[[ INPUT DATA, beginning ]]

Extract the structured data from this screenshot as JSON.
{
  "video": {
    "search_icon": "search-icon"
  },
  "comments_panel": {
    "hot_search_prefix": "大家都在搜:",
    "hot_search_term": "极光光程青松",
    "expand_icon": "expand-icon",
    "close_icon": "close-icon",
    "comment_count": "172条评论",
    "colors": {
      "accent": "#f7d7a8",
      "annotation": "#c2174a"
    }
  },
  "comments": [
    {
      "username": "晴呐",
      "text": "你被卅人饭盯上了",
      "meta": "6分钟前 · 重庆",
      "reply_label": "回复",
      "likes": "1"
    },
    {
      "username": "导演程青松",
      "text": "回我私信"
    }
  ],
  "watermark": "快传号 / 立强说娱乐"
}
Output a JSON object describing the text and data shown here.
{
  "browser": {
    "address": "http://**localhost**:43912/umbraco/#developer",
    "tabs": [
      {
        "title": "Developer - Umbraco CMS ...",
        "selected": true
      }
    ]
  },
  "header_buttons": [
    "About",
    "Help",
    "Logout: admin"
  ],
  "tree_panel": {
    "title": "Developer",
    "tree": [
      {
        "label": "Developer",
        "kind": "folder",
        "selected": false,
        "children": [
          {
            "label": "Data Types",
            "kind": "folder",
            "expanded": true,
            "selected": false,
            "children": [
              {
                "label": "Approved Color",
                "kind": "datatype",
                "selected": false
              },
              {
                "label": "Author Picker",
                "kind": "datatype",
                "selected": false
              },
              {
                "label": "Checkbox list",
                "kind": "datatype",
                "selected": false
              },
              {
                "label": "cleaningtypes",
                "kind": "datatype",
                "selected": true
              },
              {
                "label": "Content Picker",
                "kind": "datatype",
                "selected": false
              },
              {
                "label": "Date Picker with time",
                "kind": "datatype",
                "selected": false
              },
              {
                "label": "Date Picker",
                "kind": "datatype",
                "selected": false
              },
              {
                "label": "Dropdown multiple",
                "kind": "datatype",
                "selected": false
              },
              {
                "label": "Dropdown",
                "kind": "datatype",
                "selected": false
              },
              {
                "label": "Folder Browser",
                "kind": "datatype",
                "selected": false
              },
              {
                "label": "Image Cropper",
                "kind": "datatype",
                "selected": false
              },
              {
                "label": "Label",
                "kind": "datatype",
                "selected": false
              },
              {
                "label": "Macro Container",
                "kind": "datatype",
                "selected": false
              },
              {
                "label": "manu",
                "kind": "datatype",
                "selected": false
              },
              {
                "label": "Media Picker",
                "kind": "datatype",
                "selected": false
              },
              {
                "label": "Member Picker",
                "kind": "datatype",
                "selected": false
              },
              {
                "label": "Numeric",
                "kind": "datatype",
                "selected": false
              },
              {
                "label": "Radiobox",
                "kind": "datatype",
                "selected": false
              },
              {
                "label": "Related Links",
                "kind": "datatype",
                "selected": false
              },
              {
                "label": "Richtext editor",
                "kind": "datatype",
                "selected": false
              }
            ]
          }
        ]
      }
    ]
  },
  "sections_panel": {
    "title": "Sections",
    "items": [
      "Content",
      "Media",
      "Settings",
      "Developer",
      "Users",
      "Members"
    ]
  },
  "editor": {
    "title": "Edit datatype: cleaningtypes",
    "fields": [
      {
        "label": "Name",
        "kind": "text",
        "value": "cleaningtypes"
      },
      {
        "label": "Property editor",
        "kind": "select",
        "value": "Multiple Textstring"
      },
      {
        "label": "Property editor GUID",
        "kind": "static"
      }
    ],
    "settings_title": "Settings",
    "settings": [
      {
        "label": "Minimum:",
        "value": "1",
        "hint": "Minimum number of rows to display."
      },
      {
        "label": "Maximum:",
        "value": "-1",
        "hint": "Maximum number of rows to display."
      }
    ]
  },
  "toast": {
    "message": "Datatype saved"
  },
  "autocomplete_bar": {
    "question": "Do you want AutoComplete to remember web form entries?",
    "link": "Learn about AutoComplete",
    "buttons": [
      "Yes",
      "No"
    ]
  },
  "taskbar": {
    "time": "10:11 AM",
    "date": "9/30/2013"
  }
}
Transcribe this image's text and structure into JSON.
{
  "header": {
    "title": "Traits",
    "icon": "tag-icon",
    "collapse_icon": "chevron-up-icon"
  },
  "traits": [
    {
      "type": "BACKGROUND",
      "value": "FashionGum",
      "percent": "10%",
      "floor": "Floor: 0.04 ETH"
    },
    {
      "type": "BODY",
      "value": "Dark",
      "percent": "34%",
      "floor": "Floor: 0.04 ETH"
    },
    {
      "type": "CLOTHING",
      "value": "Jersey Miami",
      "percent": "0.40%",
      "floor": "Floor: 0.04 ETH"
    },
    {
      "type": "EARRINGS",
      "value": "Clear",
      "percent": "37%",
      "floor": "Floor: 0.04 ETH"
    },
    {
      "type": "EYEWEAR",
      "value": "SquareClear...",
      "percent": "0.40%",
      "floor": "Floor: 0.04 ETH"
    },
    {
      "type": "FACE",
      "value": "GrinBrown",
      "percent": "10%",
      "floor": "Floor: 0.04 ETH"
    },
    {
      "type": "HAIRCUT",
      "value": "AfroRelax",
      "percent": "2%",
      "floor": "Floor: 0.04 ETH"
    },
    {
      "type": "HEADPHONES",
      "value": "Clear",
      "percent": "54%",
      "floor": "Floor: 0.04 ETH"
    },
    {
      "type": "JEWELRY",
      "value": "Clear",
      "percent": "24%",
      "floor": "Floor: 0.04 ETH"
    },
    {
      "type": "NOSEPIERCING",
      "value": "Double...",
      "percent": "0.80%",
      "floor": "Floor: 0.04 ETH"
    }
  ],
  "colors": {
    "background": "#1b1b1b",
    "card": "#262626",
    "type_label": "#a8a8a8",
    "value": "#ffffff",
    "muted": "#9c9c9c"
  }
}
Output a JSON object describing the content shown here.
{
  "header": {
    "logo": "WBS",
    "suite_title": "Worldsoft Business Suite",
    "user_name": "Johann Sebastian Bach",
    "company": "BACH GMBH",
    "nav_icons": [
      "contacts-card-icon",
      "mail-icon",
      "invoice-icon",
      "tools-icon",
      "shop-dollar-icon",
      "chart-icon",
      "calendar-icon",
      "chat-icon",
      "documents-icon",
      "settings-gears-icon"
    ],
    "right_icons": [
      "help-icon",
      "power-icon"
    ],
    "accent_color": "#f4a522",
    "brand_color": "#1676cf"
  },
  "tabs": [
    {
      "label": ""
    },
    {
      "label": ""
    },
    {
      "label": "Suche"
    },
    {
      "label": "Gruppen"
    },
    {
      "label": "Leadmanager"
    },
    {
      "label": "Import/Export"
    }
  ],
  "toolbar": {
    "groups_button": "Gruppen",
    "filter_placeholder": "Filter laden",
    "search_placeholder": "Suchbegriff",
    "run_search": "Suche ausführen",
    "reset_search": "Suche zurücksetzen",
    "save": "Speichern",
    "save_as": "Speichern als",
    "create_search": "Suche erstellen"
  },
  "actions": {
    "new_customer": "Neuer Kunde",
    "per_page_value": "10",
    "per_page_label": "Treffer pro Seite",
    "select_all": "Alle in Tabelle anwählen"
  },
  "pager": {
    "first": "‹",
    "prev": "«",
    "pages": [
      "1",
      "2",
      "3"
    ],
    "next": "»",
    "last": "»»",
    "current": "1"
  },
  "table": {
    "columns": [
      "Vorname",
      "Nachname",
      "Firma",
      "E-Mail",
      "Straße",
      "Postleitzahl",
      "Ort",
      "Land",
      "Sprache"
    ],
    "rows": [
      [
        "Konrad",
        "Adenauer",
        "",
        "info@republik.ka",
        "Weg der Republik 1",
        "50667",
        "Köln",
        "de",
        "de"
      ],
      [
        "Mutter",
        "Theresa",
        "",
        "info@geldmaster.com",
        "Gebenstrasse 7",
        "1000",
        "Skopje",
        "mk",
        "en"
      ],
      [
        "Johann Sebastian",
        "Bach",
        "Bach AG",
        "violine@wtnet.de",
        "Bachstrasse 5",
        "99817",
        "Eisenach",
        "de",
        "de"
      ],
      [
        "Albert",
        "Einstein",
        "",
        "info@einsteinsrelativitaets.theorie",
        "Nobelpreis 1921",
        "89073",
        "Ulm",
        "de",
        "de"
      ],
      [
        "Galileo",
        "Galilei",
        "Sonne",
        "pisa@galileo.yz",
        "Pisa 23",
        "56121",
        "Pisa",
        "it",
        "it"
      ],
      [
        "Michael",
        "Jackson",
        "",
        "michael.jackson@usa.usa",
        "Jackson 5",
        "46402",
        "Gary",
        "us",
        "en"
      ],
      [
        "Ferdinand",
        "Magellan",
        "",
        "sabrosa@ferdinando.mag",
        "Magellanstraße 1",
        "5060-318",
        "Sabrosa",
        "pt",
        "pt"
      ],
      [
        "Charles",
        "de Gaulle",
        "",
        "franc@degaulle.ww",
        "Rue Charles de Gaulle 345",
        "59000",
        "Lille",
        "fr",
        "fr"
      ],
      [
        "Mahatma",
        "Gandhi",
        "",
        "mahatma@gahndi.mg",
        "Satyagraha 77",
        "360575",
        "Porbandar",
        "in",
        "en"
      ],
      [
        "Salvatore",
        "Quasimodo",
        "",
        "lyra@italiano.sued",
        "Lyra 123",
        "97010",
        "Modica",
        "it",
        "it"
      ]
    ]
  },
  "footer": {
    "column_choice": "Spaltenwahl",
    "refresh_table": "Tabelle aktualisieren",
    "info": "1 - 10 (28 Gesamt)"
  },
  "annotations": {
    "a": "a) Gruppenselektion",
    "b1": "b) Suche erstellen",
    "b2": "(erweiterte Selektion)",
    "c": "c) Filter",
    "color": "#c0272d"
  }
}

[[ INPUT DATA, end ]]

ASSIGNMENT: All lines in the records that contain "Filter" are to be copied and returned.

RESPONSE BOX:
    "filter_placeholder": "Filter laden",
    "c": "c) Filter",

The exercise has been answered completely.